[[ EXERCISE INPUTS open ]]
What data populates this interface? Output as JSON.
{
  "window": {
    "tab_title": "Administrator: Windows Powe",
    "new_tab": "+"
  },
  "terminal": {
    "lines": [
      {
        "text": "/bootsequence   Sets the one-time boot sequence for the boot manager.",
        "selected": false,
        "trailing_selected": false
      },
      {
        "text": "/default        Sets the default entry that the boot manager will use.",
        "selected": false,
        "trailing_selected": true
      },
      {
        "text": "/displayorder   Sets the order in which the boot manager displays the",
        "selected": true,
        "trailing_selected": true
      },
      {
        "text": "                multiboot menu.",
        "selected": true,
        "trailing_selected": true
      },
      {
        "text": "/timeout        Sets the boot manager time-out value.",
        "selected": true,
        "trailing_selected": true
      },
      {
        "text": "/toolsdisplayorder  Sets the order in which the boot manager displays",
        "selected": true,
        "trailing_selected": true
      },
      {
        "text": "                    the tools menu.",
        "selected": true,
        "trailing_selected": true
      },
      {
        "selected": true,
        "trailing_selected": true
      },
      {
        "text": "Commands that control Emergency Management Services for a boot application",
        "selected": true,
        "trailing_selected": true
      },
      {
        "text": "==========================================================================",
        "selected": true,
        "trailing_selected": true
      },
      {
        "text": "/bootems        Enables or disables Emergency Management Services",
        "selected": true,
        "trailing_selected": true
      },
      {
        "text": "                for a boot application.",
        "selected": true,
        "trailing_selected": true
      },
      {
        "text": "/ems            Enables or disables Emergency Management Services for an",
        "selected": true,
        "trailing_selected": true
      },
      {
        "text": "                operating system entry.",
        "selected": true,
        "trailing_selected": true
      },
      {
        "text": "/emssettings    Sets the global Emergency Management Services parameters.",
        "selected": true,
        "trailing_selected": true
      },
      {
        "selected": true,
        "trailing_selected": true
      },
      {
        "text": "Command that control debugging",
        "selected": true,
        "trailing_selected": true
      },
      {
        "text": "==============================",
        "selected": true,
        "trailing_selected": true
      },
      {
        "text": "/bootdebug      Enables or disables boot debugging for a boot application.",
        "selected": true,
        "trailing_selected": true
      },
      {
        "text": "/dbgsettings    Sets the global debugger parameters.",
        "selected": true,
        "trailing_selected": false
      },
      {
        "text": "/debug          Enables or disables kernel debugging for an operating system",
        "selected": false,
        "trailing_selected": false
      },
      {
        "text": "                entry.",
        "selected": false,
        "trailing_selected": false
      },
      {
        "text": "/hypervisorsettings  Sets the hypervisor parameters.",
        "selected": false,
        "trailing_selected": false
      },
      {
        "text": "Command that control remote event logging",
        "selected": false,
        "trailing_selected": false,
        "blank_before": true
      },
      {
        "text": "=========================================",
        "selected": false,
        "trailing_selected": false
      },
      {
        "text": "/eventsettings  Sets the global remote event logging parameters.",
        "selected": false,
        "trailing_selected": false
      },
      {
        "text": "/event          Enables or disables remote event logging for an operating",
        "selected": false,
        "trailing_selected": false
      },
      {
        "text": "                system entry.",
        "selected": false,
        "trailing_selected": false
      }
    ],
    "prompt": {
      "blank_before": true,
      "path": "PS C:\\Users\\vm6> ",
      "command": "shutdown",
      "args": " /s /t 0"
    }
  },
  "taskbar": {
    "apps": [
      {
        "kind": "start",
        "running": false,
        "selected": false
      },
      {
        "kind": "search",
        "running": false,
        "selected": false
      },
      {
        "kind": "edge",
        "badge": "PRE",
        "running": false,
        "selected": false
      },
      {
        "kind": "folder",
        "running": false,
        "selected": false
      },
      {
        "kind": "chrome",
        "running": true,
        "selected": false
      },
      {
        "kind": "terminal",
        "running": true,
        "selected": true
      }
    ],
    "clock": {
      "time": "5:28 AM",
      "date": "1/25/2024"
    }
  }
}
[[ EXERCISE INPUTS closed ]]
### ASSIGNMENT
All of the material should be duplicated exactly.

### ANSWER SECTION
What data populates this interface? Output as JSON.
{
  "window": {
    "tab_title": "Administrator: Windows Powe",
    "new_tab": "+"
  },
  "terminal": {
    "lines": [
      {
        "text": "/bootsequence   Sets the one-time boot sequence for the boot manager.",
        "selected": false,
        "trailing_selected": false
      },
      {
        "text": "/default        Sets the default entry that the boot manager will use.",
        "selected": false,
        "trailing_selected": true
      },
      {
        "text": "/displayorder   Sets the order in which the boot manager displays the",
        "selected": true,
        "trailing_selected": true
      },
      {
        "text": "                multiboot menu.",
        "selected": true,
        "trailing_selected": true
      },
      {
        "text": "/timeout        Sets the boot manager time-out value.",
        "selected": true,
        "trailing_selected": true
      },
      {
        "text": "/toolsdisplayorder  Sets the order in which the boot manager displays",
        "selected": true,
        "trailing_selected": true
      },
      {
        "text": "                    the tools menu.",
        "selected": true,
        "trailing_selected": true
      },
      {
        "selected": true,
        "trailing_selected": true
      },
      {
        "text": "Commands that control Emergency Management Services for a boot application",
        "selected": true,
        "trailing_selected": true
      },
      {
        "text": "==========================================================================",
        "selected": true,
        "trailing_selected": true
      },
      {
        "text": "/bootems        Enables or disables Emergency Management Services",
        "selected": true,
        "trailing_selected": true
      },
      {
        "text": "                for a boot application.",
        "selected": true,
        "trailing_selected": true
      },
      {
        "text": "/ems            Enables or disables Emergency Management Services for an",
        "selected": true,
        "trailing_selected": true
      },
      {
        "text": "                operating system entry.",
        "selected": true,
        "trailing_selected": true
      },
      {
        "text": "/emssettings    Sets the global Emergency Management Services parameters.",
        "selected": true,
        "trailing_selected": true
      },
      {
        "selected": true,
        "trailing_selected": true
      },
      {
        "text": "Command that control debugging",
        "selected": true,
        "trailing_selected": true
      },
      {
        "text": "==============================",
        "selected": true,
        "trailing_selected": true
      },
      {
        "text": "/bootdebug      Enables or disables boot debugging for a boot application.",
        "selected": true,
        "trailing_selected": true
      },
      {
        "text": "/dbgsettings    Sets the global debugger parameters.",
        "selected": true,
        "trailing_selected": false
      },
      {
        "text": "/debug          Enables or disables kernel debugging for an operating system",
        "selected": false,
        "trailing_selected": false
      },
      {
        "text": "                entry.",
        "selected": false,
        "trailing_selected": false
      },
      {
        "text": "/hypervisorsettings  Sets the hypervisor parameters.",
        "selected": false,
        "trailing_selected": false
      },
      {
        "text": "Command that control remote event logging",
        "selected": false,
        "trailing_selected": false,
        "blank_before": true
      },
      {
        "text": "=========================================",
        "selected": false,
        "trailing_selected": false
      },
      {
        "text": "/eventsettings  Sets the global remote event logging parameters.",
        "selected": false,
        "trailing_selected": false
      },
      {
        "text": "/event          Enables or disables remote event logging for an operating",
        "selected": false,
        "trailing_selected": false
      },
      {
        "text": "                system entry.",
        "selected": false,
        "trailing_selected": false
      }
    ],
    "prompt": {
      "blank_before": true,
      "path": "PS C:\\Users\\vm6> ",
      "command": "shutdown",
      "args": " /s /t 0"
    }
  },
  "taskbar": {
    "apps": [
      {
        "kind": "start",
        "running": false,
        "selected": false
      },
      {
        "kind": "search",
        "running": false,
        "selected": false
      },
      {
        "kind": "edge",
        "badge": "PRE",
        "running": false,
        "selected": false
      },
      {
        "kind": "folder",
        "running": false,
        "selected": false
      },
      {
        "kind": "chrome",
        "running": true,
        "selected": false
      },
      {
        "kind": "terminal",
        "running": true,
        "selected": true
      }
    ],
    "clock": {
      "time": "5:28 AM",
      "date": "1/25/2024"
    }
  }
}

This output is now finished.